After the survey (mentioned in section c.1.a), a chart that represents the necessity of such a device to different sized airports can be created. If more than 70% of the airport managers surveyed believe that such a system will be beneficial, it will be possible to conclude that such a detector is practical in operation.
In some airports, like Boston Logan and Seattle Tacoma, a similar system, using radar, has been installed for testing. Results can be compared with the performance records of a similar system in those two airports to identify the necessity of the automation in FOD detection. If the automatic FOD detector can increase the operation efficiency, then it may be concluded that such a device will be beneficial to the public.
- Detection Accuracy:

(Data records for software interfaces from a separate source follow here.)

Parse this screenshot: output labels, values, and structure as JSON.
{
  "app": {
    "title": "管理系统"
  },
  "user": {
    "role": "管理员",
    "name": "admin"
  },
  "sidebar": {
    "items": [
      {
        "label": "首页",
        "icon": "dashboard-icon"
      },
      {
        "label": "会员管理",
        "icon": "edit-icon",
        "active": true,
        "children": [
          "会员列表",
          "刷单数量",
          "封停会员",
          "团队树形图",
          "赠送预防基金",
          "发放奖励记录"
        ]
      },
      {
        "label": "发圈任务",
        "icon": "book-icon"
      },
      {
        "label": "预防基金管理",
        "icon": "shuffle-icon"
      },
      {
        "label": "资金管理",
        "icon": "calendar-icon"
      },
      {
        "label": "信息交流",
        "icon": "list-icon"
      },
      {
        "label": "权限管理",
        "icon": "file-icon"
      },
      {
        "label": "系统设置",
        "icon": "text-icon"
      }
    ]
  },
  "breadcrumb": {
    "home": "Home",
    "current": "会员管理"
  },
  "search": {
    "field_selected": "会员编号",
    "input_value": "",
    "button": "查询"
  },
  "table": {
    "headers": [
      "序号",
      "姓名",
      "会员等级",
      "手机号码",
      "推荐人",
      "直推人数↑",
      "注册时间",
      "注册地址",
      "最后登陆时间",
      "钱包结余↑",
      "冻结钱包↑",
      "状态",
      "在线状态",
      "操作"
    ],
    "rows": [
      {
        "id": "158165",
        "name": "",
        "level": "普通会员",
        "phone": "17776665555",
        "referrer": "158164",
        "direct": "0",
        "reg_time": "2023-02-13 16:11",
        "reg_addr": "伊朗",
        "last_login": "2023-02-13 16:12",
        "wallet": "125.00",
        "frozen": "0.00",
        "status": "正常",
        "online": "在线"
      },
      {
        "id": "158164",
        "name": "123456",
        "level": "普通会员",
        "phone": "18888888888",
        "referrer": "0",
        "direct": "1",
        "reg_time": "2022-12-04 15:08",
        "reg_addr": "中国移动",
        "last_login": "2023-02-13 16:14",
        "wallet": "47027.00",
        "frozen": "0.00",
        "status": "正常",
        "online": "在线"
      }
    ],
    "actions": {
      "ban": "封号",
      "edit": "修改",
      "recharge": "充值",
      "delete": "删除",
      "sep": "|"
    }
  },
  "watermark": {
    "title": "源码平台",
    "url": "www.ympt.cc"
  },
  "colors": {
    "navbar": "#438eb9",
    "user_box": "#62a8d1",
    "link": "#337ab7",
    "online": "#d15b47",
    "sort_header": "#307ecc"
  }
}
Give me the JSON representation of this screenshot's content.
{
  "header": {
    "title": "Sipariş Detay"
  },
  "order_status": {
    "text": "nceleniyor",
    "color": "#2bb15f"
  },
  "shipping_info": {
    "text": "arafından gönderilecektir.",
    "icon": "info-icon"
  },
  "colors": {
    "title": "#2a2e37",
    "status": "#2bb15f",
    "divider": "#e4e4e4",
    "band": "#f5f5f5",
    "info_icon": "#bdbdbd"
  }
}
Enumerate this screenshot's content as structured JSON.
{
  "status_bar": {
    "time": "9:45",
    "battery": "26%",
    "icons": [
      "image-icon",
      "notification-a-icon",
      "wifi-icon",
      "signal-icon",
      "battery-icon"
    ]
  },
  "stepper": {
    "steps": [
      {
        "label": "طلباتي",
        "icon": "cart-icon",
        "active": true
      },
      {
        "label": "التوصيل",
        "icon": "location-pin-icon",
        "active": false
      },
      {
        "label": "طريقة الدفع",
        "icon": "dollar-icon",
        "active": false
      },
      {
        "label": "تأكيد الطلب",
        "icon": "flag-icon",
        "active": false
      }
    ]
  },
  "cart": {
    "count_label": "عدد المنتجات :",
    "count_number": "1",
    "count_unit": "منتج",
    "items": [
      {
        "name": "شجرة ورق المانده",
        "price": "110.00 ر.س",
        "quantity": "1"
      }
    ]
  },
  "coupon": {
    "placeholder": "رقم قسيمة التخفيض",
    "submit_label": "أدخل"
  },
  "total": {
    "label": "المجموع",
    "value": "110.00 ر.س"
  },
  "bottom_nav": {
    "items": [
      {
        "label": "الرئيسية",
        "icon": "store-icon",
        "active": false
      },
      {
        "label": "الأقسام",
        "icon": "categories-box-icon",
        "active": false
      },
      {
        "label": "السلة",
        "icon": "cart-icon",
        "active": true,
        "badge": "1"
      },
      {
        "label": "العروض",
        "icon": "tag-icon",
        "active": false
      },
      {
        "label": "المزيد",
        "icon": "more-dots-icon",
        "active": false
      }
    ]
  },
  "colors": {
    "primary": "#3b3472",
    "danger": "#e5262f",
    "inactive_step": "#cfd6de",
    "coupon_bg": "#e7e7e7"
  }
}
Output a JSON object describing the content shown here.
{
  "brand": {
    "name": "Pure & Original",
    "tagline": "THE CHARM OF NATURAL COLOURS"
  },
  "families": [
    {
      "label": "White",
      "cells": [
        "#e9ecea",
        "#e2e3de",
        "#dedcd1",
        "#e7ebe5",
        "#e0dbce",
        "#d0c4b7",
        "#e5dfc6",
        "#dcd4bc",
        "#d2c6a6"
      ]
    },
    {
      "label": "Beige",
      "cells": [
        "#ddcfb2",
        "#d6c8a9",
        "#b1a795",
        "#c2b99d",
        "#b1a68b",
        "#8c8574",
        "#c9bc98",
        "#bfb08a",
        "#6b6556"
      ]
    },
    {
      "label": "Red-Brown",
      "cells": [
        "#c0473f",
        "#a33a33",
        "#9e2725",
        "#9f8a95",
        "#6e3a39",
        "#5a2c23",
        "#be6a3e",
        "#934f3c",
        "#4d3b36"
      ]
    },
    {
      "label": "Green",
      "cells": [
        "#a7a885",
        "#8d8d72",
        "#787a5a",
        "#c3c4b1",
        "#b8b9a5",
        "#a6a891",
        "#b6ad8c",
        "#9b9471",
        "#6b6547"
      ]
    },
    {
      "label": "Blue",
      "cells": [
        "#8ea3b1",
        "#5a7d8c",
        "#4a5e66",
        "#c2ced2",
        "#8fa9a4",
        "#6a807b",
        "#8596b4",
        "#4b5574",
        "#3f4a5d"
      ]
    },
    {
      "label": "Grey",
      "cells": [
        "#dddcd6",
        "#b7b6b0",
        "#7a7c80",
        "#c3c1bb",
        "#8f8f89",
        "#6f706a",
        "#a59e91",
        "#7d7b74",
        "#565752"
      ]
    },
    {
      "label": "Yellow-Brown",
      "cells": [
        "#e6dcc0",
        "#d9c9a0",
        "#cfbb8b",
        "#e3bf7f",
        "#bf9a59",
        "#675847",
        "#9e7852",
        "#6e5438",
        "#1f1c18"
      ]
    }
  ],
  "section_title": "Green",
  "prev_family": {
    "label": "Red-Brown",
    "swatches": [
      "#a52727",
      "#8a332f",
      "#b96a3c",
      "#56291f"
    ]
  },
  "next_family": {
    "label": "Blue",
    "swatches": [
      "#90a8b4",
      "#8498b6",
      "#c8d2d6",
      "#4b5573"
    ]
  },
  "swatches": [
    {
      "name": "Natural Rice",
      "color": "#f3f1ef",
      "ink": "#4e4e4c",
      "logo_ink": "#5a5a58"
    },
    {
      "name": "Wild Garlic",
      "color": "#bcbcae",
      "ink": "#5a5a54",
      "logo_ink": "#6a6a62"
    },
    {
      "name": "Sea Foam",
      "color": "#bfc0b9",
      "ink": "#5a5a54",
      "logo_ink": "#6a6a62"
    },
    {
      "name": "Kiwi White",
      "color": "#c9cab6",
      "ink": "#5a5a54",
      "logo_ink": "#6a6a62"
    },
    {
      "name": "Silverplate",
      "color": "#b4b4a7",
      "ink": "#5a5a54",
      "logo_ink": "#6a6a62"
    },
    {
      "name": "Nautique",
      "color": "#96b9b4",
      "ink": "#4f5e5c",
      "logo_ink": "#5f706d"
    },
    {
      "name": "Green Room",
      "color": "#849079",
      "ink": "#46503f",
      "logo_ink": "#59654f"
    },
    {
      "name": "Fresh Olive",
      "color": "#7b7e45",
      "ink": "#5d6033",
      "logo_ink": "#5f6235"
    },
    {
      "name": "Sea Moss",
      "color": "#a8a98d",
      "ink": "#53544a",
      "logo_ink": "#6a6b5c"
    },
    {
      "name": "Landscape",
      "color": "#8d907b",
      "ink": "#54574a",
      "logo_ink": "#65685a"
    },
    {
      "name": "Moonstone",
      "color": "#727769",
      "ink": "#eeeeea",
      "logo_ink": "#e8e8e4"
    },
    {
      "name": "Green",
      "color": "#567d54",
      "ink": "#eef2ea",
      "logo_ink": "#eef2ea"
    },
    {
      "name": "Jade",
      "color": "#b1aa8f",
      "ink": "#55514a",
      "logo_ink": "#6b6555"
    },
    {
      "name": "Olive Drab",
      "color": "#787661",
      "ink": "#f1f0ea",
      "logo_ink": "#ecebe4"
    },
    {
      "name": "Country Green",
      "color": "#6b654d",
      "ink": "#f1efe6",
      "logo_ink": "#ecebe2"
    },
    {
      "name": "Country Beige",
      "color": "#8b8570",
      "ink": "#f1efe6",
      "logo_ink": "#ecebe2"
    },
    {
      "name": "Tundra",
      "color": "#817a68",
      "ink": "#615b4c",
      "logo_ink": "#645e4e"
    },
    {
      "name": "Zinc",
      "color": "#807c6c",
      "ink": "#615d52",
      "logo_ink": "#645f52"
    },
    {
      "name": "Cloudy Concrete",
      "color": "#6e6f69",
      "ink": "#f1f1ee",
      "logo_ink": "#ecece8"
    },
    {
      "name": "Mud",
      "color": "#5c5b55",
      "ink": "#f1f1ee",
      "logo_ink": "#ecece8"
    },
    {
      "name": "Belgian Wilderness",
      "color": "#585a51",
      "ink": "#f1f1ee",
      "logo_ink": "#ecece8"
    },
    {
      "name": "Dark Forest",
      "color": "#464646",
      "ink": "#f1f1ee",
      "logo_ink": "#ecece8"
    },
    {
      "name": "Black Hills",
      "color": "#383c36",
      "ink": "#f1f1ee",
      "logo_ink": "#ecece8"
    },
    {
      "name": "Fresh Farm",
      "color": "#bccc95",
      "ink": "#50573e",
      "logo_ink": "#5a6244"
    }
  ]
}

When the detector is trained, test runs can follow to examine the accuracy of the computer-based system. A comparison between human and automatic detection will be done to recognize some common FOD and confirm detection results. The result of the system will be compared to a human’s result, where the accuracy of the system will be computed. A confidence interval (with a confidence level of 90%) for the two sets of data will be used to see if there is a statistical difference between the result of human detection and automated detection. If there is a significant difference, it will be important to improve the accuracy of the detector. Otherwise, the detector will be proved to be functional.
Finally, the detector will be tested in the school’s parking lot, simulating the airport runway environment, and evaluating the performance of the detector when objects are at a distance. If it is proven that such performance agrees with previous tests, and the detector has the ability to travel and pick up the FOD, it can be concluded that the goal of making a foreign object debris detector has been achieved.
- "Airport Foreign Object Debris (FOD) Management." Federal Aviation Administration. Last modified September 30, 2010. https://www.faa.gov/airports/resources/advisory_circulars/index.cfm/go/document.information/documentID/391902.
- The Bureau of Enquiry and Analysis for Civil Aviation Safety. Accident on 25 July 2000 at La Patte d'Oie in Gonesse (95) to the Concorde registered F-BTSC operated by Air France. July 25, 2000. https://www.bea.aero/uploads/tx_elydbrapports/f-sc000725a.pdf.
- "Fact Sheet – Foreign Object Debris (FOD)." Federal Aviation Administration. Last modified November 15, 2013. https://www.faa.gov/news/fact_sheets/news_story.cfm?newsId=15394.
- "Foreign Object Debris (FOD)." Sky brary. Last modified November 26, 2019. https://www.skybrary.aero/index.php/Foreign_Object_Debris_(FOD).
- Herricks, Edwin E., Elizabeth Woodworth, Sid Majumdar, and James Patterson, Jr. "Performance Assessment of a Radar-Based Foreign Object Debris Detection System." Federal Aviation Administration. Last modified February 2011. https://www.airporttech.tc.faa.gov/Products/Airport-Safety-Papers-Publications/Airport-Safety-Detail/ArtMID/3682/ArticleID/68/Performance-Assessment-of-a-Radar-Based-Foreign-Object-Debris-Detection-System.
Appendix 1: Project Summary
After interviewing with relative airport operations and regulatory staff, an automated moving detector is not recommended near the runway environment. With further research, each runway contains a runway safety area where only necessary requirements are allowed to be placed in. Such a moving detector, however, may propose concerns to the regulatory agency in which may be a harm to the safety of operations.
In response to this regulation, it is more practical for the detector to move along a metal track that is installed parallel to the runway. Due to the accuracy of object detection varies from different angles, such a track-based detector can detect a possible FOD from different locations, which increases the overall accuracy of the detection.
II. Project Adjustments
- There will be a track installed parallel to the runway, where the detector moving back and forth to make its detections;
- The arm will be removed as the detector cannot proceed to pick up the FOD;
III. Design Summary
The design will be similar to the one that is mentioned in section III.1.c., where the wheels will be replaced by a 3D printed base that can move on a track. There will be no arms for the detector. The design of the detection system remains the same, and the design of the rotating camera remains the same.